As a result, two women -- Penny Arlene Antoine and Pamela Blacksmith -- face charges under the Manitoba Tobacco Tax Act.
Craig Blacksmith of the Dakota Plains First Nation told the Brandon Sun in February a temporary shop had been set up to sell cigarettes in Sioux Valley. He said Wednesday the shop is about creating economic development, something the chief and council are opposed to. He also accused the council of using the police service like a secret police force.
Saindon said those accusations have no merit.
"We listen to what the chief and council bring forward, but do we work for chief and council? No we don't," Saindon said. "There is a healthy respect and distance between politics and law enforcement."
Blacksmith said the opposition he faces in the community from the chief and police service is out of "ignorance."
He said he believes the provincial tobacco tax laws give him the right to sell the cigarettes. The law states someone can possess one carton of cigarettes, 200 grams of fine-cut tobacco and 50 cigars or cigarillos: "products that are not marked or stamped for sale in Manitoba when they enter Manitoba from another province or from outside Canada."
"And yet the chief and the police service have posters out telling people that they will be charged and they are harassing community members," Blacksmith said.
Blacksmith said the store belongs to the community and each member of the community may own one carton.
Blacksmith was one of the major players in the Dakota Chundee Smoke Shop and Gaming Centre that opened in November 2011 near Pipestone.
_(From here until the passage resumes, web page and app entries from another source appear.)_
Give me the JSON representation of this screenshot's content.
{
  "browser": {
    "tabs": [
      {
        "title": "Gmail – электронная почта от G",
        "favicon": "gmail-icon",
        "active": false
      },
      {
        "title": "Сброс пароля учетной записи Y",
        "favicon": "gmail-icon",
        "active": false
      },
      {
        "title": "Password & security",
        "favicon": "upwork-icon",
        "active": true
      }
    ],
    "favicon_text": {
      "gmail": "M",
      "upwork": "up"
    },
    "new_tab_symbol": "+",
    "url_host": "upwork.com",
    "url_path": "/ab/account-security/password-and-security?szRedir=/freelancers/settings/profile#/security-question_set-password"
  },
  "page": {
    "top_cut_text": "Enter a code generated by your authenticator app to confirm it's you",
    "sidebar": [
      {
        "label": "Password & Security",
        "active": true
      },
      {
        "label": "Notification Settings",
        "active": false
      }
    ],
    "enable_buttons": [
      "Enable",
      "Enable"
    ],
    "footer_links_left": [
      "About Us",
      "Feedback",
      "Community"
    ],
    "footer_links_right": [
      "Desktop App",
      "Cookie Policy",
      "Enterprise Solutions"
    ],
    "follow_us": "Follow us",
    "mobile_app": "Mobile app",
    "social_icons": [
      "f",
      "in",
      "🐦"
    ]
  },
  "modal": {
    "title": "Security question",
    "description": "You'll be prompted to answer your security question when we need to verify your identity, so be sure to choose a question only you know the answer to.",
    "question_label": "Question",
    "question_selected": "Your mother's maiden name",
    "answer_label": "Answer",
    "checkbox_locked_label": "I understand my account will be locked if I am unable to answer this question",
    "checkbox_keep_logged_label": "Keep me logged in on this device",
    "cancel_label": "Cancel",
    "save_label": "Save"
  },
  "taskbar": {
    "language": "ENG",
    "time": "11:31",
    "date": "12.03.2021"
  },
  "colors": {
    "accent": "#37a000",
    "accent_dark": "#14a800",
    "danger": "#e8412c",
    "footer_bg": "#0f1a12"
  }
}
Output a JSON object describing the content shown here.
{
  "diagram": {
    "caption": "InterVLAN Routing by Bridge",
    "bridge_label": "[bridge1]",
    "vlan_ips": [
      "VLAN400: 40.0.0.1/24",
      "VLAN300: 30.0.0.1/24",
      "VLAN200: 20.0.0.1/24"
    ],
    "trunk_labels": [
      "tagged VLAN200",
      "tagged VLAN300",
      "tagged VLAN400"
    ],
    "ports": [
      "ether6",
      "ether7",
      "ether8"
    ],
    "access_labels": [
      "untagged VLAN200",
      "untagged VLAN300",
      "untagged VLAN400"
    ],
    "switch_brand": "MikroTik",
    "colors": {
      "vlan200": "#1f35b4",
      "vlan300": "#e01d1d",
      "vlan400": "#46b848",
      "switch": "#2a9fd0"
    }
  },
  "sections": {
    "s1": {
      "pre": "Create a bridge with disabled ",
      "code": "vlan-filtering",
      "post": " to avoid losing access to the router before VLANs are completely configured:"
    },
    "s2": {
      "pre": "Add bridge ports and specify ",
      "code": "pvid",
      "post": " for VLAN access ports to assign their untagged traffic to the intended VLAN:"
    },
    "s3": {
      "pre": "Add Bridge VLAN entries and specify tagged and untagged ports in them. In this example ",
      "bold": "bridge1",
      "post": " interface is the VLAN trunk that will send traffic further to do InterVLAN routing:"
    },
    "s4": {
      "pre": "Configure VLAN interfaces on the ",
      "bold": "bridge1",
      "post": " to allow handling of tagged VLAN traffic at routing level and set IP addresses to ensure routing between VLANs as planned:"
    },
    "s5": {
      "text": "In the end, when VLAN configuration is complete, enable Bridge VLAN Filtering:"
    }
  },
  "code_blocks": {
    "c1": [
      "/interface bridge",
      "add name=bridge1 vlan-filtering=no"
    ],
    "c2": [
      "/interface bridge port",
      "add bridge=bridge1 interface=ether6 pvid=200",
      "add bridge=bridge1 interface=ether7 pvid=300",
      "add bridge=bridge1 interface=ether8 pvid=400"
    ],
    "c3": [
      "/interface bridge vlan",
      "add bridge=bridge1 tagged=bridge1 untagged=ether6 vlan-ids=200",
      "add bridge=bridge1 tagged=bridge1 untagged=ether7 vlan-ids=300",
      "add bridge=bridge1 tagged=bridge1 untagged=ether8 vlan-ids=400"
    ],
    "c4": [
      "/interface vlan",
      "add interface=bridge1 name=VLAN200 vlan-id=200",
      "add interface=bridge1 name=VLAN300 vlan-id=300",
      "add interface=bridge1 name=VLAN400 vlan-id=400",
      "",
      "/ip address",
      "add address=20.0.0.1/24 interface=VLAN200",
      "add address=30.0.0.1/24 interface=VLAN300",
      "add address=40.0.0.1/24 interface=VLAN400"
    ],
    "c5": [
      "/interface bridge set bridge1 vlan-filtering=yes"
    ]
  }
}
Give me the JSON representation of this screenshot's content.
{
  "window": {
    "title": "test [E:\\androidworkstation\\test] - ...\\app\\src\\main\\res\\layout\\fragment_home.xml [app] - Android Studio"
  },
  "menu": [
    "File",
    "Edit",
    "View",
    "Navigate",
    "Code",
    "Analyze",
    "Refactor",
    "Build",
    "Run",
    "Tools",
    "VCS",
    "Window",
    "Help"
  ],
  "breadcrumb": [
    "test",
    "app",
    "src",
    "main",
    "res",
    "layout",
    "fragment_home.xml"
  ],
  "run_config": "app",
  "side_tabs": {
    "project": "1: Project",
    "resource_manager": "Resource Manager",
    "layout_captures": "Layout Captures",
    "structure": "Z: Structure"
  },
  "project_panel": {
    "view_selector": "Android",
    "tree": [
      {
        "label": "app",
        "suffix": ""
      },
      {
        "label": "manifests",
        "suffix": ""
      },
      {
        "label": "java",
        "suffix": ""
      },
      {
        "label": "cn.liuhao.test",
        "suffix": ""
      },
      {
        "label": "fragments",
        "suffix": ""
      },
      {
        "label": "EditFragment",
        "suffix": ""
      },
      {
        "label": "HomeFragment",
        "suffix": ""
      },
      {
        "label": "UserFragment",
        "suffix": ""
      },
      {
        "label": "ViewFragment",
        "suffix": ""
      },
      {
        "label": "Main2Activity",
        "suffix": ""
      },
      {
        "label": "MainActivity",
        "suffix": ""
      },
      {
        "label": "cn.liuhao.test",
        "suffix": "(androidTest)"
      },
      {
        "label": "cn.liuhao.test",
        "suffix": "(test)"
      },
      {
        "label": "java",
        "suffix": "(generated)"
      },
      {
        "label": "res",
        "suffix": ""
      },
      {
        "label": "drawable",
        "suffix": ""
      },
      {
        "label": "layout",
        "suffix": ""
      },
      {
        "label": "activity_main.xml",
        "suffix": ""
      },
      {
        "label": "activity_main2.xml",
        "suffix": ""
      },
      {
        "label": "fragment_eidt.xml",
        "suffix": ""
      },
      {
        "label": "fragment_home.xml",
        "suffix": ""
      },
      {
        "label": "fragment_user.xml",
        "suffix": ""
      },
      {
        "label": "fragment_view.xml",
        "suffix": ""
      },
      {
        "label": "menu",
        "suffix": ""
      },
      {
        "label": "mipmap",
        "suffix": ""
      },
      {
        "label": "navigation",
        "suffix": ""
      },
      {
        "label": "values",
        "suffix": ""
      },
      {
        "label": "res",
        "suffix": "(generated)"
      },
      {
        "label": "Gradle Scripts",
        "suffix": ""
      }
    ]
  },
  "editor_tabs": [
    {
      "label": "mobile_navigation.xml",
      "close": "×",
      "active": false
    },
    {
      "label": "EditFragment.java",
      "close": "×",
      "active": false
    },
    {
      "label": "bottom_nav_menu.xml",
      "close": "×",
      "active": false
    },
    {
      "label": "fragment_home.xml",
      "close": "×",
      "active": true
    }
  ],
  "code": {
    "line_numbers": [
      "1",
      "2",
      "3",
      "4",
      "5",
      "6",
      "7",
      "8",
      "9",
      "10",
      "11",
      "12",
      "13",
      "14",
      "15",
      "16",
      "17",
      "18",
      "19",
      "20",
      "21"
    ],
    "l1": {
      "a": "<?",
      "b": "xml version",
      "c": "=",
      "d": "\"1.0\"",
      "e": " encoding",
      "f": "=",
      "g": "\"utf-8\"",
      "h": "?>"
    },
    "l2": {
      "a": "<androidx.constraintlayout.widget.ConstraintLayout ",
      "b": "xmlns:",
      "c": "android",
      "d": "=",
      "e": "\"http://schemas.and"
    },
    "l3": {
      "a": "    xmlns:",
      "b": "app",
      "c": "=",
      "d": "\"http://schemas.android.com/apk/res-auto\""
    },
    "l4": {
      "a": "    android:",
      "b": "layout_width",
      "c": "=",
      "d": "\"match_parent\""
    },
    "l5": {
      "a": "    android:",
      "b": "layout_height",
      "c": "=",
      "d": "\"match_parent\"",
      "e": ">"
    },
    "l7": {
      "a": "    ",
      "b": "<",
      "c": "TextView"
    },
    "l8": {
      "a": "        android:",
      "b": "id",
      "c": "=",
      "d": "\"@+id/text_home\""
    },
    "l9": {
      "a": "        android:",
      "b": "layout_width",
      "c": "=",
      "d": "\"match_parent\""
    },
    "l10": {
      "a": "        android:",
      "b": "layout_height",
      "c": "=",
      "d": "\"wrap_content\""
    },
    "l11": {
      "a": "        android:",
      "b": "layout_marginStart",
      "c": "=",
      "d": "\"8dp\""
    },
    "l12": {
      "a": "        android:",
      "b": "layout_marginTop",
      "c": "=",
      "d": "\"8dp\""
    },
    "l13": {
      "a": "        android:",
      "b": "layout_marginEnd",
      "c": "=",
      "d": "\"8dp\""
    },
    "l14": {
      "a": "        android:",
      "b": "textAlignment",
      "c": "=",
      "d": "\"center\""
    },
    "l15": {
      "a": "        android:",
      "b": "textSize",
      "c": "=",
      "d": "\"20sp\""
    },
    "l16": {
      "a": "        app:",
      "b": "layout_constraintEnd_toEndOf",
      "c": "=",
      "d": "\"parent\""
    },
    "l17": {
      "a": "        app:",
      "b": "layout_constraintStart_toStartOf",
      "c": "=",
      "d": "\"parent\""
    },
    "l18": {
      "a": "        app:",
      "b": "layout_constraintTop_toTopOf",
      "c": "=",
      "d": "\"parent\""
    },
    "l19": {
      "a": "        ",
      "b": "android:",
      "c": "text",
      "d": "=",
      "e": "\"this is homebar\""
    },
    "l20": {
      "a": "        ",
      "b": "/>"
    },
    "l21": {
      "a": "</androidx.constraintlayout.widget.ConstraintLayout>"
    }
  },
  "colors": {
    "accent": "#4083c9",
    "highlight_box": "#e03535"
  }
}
The shop was subsequently shut down after a series of raids from provincial investigators, but Blacksmith believes they will never set foot in the new store, which he expects to be finished this month. "Because it's on a reserve."
"The government wants us to be good little Indians, but this is about economic development," Blacksmith said. "We're exercising our sovereignty as Dakota people."
-- Brandon Sun